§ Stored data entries
=== Section Start ===

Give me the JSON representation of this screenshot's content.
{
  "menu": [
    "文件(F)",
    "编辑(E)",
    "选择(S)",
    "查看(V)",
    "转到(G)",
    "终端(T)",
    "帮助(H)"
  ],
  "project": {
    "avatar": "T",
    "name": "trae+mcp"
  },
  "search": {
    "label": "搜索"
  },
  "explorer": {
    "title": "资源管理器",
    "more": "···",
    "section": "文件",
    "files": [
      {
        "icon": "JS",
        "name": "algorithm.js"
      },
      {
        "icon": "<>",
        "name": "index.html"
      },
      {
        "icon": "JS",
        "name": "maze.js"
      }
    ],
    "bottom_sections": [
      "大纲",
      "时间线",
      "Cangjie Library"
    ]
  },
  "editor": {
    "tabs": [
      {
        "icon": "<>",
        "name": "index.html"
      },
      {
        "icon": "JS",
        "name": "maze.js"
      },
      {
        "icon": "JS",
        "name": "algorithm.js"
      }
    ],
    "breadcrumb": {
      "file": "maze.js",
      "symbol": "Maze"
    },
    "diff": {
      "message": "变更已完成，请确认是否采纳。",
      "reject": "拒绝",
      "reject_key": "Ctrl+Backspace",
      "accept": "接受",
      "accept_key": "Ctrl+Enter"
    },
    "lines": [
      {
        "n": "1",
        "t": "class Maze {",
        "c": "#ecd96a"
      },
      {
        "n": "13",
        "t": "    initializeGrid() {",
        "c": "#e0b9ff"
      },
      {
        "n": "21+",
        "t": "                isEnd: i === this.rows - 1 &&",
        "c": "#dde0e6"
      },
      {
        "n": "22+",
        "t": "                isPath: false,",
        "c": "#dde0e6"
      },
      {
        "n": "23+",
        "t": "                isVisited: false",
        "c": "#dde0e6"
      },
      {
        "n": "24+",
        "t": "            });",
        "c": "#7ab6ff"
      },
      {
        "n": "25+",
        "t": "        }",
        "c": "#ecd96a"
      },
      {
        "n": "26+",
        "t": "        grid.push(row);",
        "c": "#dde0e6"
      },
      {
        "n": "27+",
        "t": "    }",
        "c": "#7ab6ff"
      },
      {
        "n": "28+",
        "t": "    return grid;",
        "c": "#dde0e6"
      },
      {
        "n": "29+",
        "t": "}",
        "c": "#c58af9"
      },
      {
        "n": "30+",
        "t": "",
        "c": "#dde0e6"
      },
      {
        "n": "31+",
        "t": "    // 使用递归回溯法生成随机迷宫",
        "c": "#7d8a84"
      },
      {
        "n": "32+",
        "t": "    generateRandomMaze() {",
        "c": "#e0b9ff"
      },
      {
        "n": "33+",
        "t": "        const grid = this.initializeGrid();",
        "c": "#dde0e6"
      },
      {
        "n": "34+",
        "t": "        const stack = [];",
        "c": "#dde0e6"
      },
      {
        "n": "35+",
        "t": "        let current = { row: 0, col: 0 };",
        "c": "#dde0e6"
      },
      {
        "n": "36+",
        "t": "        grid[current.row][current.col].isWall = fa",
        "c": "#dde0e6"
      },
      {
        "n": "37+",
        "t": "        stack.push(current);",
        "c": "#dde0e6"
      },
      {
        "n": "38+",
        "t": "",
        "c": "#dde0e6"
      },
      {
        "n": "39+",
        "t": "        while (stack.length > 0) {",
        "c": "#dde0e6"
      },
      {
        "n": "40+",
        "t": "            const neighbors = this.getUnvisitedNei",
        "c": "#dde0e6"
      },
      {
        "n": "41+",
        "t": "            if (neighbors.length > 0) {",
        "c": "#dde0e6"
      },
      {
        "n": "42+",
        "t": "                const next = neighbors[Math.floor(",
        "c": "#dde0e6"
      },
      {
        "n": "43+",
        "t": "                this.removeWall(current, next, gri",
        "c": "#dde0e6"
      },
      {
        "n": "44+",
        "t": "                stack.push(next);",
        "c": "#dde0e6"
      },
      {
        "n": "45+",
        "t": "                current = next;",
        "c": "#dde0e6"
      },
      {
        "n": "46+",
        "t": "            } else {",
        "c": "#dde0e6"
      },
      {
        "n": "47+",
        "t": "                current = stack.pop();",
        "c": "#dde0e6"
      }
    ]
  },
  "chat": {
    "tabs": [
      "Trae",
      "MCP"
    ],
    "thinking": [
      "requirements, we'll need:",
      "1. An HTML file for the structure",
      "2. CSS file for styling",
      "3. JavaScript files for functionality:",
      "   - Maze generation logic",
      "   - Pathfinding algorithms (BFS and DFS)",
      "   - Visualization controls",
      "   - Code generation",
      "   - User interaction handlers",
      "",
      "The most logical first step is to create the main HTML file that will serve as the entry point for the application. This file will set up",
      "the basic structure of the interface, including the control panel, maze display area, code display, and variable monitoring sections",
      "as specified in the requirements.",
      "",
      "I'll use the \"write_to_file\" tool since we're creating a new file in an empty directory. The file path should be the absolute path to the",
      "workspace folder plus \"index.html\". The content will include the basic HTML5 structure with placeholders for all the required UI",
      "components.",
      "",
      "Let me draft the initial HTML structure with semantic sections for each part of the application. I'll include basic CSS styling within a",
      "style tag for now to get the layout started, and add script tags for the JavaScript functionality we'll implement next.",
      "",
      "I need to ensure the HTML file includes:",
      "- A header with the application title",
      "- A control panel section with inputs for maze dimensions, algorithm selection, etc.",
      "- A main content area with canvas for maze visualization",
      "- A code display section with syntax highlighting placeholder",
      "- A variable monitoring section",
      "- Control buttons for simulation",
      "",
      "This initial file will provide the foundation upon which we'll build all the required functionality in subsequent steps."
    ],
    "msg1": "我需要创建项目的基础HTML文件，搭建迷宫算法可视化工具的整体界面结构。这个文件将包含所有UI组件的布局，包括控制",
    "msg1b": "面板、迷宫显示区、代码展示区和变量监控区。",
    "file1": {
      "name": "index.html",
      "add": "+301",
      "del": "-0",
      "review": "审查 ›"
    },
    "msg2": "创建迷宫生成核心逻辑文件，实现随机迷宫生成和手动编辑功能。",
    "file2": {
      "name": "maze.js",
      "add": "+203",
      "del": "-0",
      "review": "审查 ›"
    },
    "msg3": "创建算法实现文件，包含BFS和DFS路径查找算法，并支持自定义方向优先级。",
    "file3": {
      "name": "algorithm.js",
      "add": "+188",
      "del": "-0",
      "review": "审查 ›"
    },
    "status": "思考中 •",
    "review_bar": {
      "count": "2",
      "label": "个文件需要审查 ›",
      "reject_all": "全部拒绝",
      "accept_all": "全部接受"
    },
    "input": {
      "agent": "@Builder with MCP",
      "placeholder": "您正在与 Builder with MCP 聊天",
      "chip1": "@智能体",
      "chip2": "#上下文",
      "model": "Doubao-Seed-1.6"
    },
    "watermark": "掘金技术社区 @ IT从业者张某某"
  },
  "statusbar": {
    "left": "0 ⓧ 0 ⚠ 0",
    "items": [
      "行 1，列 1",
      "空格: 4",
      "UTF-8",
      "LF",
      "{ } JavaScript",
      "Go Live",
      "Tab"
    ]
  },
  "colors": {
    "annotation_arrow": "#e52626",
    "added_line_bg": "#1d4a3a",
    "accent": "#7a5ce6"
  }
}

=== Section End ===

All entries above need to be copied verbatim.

Give me the JSON representation of this screenshot's content.
{
  "menu": [
    "文件(F)",
    "编辑(E)",
    "选择(S)",
    "查看(V)",
    "转到(G)",
    "终端(T)",
    "帮助(H)"
  ],
  "project": {
    "avatar": "T",
    "name": "trae+mcp"
  },
  "search": {
    "label": "搜索"
  },
  "explorer": {
    "title": "资源管理器",
    "more": "···",
    "section": "文件",
    "files": [
      {
        "icon": "JS",
        "name": "algorithm.js"
      },
      {
        "icon": "<>",
        "name": "index.html"
      },
      {
        "icon": "JS",
        "name": "maze.js"
      }
    ],
    "bottom_sections": [
      "大纲",
      "时间线",
      "Cangjie Library"
    ]
  },
  "editor": {
    "tabs": [
      {
        "icon": "<>",
        "name": "index.html"
      },
      {
        "icon": "JS",
        "name": "maze.js"
      },
      {
        "icon": "JS",
        "name": "algorithm.js"
      }
    ],
    "breadcrumb": {
      "file": "maze.js",
      "symbol": "Maze"
    },
    "diff": {
      "message": "变更已完成，请确认是否采纳。",
      "reject": "拒绝",
      "reject_key": "Ctrl+Backspace",
      "accept": "接受",
      "accept_key": "Ctrl+Enter"
    },
    "lines": [
      {
        "n": "1",
        "t": "class Maze {",
        "c": "#ecd96a"
      },
      {
        "n": "13",
        "t": "    initializeGrid() {",
        "c": "#e0b9ff"
      },
      {
        "n": "21+",
        "t": "                isEnd: i === this.rows - 1 &&",
        "c": "#dde0e6"
      },
      {
        "n": "22+",
        "t": "                isPath: false,",
        "c": "#dde0e6"
      },
      {
        "n": "23+",
        "t": "                isVisited: false",
        "c": "#dde0e6"
      },
      {
        "n": "24+",
        "t": "            });",
        "c": "#7ab6ff"
      },
      {
        "n": "25+",
        "t": "        }",
        "c": "#ecd96a"
      },
      {
        "n": "26+",
        "t": "        grid.push(row);",
        "c": "#dde0e6"
      },
      {
        "n": "27+",
        "t": "    }",
        "c": "#7ab6ff"
      },
      {
        "n": "28+",
        "t": "    return grid;",
        "c": "#dde0e6"
      },
      {
        "n": "29+",
        "t": "}",
        "c": "#c58af9"
      },
      {
        "n": "30+",
        "t": "",
        "c": "#dde0e6"
      },
      {
        "n": "31+",
        "t": "    // 使用递归回溯法生成随机迷宫",
        "c": "#7d8a84"
      },
      {
        "n": "32+",
        "t": "    generateRandomMaze() {",
        "c": "#e0b9ff"
      },
      {
        "n": "33+",
        "t": "        const grid = this.initializeGrid();",
        "c": "#dde0e6"
      },
      {
        "n": "34+",
        "t": "        const stack = [];",
        "c": "#dde0e6"
      },
      {
        "n": "35+",
        "t": "        let current = { row: 0, col: 0 };",
        "c": "#dde0e6"
      },
      {
        "n": "36+",
        "t": "        grid[current.row][current.col].isWall = fa",
        "c": "#dde0e6"
      },
      {
        "n": "37+",
        "t": "        stack.push(current);",
        "c": "#dde0e6"
      },
      {
        "n": "38+",
        "t": "",
        "c": "#dde0e6"
      },
      {
        "n": "39+",
        "t": "        while (stack.length > 0) {",
        "c": "#dde0e6"
      },
      {
        "n": "40+",
        "t": "            const neighbors = this.getUnvisitedNei",
        "c": "#dde0e6"
      },
      {
        "n": "41+",
        "t": "            if (neighbors.length > 0) {",
        "c": "#dde0e6"
      },
      {
        "n": "42+",
        "t": "                const next = neighbors[Math.floor(",
        "c": "#dde0e6"
      },
      {
        "n": "43+",
        "t": "                this.removeWall(current, next, gri",
        "c": "#dde0e6"
      },
      {
        "n": "44+",
        "t": "                stack.push(next);",
        "c": "#dde0e6"
      },
      {
        "n": "45+",
        "t": "                current = next;",
        "c": "#dde0e6"
      },
      {
        "n": "46+",
        "t": "            } else {",
        "c": "#dde0e6"
      },
      {
        "n": "47+",
        "t": "                current = stack.pop();",
        "c": "#dde0e6"
      }
    ]
  },
  "chat": {
    "tabs": [
      "Trae",
      "MCP"
    ],
    "thinking": [
      "requirements, we'll need:",
      "1. An HTML file for the structure",
      "2. CSS file for styling",
      "3. JavaScript files for functionality:",
      "   - Maze generation logic",
      "   - Pathfinding algorithms (BFS and DFS)",
      "   - Visualization controls",
      "   - Code generation",
      "   - User interaction handlers",
      "",
      "The most logical first step is to create the main HTML file that will serve as the entry point for the application. This file will set up",
      "the basic structure of the interface, including the control panel, maze display area, code display, and variable monitoring sections",
      "as specified in the requirements.",
      "",
      "I'll use the \"write_to_file\" tool since we're creating a new file in an empty directory. The file path should be the absolute path to the",
      "workspace folder plus \"index.html\". The content will include the basic HTML5 structure with placeholders for all the required UI",
      "components.",
      "",
      "Let me draft the initial HTML structure with semantic sections for each part of the application. I'll include basic CSS styling within a",
      "style tag for now to get the layout started, and add script tags for the JavaScript functionality we'll implement next.",
      "",
      "I need to ensure the HTML file includes:",
      "- A header with the application title",
      "- A control panel section with inputs for maze dimensions, algorithm selection, etc.",
      "- A main content area with canvas for maze visualization",
      "- A code display section with syntax highlighting placeholder",
      "- A variable monitoring section",
      "- Control buttons for simulation",
      "",
      "This initial file will provide the foundation upon which we'll build all the required functionality in subsequent steps."
    ],
    "msg1": "我需要创建项目的基础HTML文件，搭建迷宫算法可视化工具的整体界面结构。这个文件将包含所有UI组件的布局，包括控制",
    "msg1b": "面板、迷宫显示区、代码展示区和变量监控区。",
    "file1": {
      "name": "index.html",
      "add": "+301",
      "del": "-0",
      "review": "审查 ›"
    },
    "msg2": "创建迷宫生成核心逻辑文件，实现随机迷宫生成和手动编辑功能。",
    "file2": {
      "name": "maze.js",
      "add": "+203",
      "del": "-0",
      "review": "审查 ›"
    },
    "msg3": "创建算法实现文件，包含BFS和DFS路径查找算法，并支持自定义方向优先级。",
    "file3": {
      "name": "algorithm.js",
      "add": "+188",
      "del": "-0",
      "review": "审查 ›"
    },
    "status": "思考中 •",
    "review_bar": {
      "count": "2",
      "label": "个文件需要审查 ›",
      "reject_all": "全部拒绝",
      "accept_all": "全部接受"
    },
    "input": {
      "agent": "@Builder with MCP",
      "placeholder": "您正在与 Builder with MCP 聊天",
      "chip1": "@智能体",
      "chip2": "#上下文",
      "model": "Doubao-Seed-1.6"
    },
    "watermark": "掘金技术社区 @ IT从业者张某某"
  },
  "statusbar": {
    "left": "0 ⓧ 0 ⚠ 0",
    "items": [
      "行 1，列 1",
      "空格: 4",
      "UTF-8",
      "LF",
      "{ } JavaScript",
      "Go Live",
      "Tab"
    ]
  },
  "colors": {
    "annotation_arrow": "#e52626",
    "added_line_bg": "#1d4a3a",
    "accent": "#7a5ce6"
  }
}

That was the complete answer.